BRIEF ▸
Give the number of lines that contain "PAGA" in the listing, and write nothing else.

PROVIDED RECORDS ▸

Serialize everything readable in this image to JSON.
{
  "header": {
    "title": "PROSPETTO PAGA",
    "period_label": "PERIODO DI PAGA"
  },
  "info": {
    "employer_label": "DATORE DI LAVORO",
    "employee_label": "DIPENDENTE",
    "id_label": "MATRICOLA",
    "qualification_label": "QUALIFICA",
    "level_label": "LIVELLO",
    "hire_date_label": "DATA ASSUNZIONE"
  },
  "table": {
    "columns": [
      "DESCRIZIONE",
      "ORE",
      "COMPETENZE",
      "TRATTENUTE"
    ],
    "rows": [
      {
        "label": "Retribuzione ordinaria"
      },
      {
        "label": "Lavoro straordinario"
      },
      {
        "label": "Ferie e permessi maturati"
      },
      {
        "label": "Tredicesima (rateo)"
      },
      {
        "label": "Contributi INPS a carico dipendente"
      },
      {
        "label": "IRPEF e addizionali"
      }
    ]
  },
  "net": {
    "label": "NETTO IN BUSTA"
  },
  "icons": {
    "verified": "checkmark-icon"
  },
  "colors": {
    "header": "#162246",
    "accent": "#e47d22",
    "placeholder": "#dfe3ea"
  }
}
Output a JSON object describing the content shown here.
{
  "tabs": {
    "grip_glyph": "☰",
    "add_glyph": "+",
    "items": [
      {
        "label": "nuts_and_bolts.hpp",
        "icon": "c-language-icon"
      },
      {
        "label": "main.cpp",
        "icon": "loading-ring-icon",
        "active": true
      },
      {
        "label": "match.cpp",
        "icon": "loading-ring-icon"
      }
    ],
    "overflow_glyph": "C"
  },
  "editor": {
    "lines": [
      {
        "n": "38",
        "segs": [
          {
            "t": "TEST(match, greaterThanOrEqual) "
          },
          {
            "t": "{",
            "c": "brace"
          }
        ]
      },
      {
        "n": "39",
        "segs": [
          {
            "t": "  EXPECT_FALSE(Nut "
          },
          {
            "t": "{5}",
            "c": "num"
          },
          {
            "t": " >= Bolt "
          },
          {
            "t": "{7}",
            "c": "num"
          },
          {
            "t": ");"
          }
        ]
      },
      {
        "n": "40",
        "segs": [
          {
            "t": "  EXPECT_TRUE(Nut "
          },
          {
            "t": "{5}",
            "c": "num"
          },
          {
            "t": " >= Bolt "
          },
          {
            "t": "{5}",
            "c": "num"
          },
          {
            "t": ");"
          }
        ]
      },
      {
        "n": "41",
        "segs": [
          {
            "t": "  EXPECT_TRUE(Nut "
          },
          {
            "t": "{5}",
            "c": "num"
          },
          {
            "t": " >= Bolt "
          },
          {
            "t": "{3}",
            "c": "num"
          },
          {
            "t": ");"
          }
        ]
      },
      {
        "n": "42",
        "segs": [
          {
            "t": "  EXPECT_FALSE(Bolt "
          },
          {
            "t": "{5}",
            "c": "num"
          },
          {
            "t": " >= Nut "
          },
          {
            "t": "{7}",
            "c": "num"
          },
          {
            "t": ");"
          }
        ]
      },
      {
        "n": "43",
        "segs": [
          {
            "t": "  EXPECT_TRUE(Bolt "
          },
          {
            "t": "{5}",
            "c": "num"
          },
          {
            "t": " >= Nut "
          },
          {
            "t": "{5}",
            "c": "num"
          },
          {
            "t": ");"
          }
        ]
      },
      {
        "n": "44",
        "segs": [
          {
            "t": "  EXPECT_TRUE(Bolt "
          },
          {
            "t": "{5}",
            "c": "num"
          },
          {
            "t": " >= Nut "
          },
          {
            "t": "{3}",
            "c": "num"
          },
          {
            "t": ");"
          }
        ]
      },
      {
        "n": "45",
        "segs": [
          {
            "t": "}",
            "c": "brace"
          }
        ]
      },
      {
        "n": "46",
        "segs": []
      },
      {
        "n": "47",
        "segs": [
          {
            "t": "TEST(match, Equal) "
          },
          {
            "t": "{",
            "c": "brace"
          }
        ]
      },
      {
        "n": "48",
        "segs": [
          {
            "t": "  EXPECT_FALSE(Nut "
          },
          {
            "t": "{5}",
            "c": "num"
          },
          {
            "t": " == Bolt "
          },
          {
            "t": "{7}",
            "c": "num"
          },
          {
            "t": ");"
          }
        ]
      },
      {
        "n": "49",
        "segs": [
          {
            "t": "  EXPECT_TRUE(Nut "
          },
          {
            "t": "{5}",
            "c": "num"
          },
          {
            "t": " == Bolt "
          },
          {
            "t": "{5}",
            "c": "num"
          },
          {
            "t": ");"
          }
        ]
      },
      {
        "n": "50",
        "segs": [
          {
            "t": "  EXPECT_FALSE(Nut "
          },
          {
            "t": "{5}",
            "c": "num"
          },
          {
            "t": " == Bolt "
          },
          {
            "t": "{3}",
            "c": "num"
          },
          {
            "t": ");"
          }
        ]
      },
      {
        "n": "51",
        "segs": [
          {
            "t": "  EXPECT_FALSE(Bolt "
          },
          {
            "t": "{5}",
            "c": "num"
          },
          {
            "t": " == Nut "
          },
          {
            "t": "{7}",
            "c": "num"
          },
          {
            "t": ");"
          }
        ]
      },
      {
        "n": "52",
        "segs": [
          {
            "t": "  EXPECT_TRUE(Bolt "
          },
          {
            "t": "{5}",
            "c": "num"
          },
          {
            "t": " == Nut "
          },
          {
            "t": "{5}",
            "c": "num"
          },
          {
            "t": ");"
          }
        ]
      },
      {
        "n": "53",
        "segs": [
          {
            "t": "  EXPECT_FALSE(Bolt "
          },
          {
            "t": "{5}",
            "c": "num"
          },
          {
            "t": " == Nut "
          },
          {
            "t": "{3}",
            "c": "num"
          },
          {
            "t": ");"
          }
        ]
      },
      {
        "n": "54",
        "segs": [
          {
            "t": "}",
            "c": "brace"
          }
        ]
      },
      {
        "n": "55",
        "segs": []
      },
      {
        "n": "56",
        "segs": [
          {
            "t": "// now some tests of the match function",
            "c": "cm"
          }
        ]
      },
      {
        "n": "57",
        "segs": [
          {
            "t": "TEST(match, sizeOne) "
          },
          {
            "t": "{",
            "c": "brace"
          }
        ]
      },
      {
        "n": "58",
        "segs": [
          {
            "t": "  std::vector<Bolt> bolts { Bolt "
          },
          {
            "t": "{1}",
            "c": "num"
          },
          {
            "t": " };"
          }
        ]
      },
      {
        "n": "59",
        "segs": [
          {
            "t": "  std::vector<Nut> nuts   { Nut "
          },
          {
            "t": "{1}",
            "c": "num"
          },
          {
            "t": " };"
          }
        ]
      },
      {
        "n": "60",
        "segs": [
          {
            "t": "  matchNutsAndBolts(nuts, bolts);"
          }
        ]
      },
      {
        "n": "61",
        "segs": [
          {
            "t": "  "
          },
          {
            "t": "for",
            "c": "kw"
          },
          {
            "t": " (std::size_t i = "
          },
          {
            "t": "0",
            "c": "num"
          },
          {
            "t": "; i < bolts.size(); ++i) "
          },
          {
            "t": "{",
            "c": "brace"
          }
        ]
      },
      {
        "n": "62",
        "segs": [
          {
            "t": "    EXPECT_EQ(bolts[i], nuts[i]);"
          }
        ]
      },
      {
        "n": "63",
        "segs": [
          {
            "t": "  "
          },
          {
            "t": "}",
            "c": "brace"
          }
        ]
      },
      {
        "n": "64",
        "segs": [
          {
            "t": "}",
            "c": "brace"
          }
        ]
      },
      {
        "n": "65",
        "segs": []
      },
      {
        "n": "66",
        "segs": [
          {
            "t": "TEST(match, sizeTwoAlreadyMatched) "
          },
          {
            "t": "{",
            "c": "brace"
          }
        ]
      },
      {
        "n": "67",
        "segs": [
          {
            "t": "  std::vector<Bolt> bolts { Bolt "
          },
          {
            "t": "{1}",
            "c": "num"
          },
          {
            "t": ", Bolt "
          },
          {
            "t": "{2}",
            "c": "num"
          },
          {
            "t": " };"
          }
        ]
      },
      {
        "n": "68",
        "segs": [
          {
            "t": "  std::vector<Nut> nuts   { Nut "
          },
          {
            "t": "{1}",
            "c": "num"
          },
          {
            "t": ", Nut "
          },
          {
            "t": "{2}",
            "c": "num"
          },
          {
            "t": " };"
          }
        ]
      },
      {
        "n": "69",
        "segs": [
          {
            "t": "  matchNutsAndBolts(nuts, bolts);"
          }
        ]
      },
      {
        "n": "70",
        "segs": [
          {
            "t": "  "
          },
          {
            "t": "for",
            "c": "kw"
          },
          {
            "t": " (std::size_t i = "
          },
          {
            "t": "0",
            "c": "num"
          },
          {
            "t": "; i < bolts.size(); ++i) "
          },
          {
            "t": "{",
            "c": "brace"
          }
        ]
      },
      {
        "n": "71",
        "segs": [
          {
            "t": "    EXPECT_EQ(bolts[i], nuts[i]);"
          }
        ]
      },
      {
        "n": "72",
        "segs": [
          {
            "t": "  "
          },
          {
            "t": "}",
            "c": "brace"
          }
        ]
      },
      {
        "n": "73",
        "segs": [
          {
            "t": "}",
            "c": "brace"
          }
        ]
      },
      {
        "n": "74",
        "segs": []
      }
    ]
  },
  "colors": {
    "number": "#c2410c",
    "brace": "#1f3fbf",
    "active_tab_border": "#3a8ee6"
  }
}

ANSWER BELOW ▸
2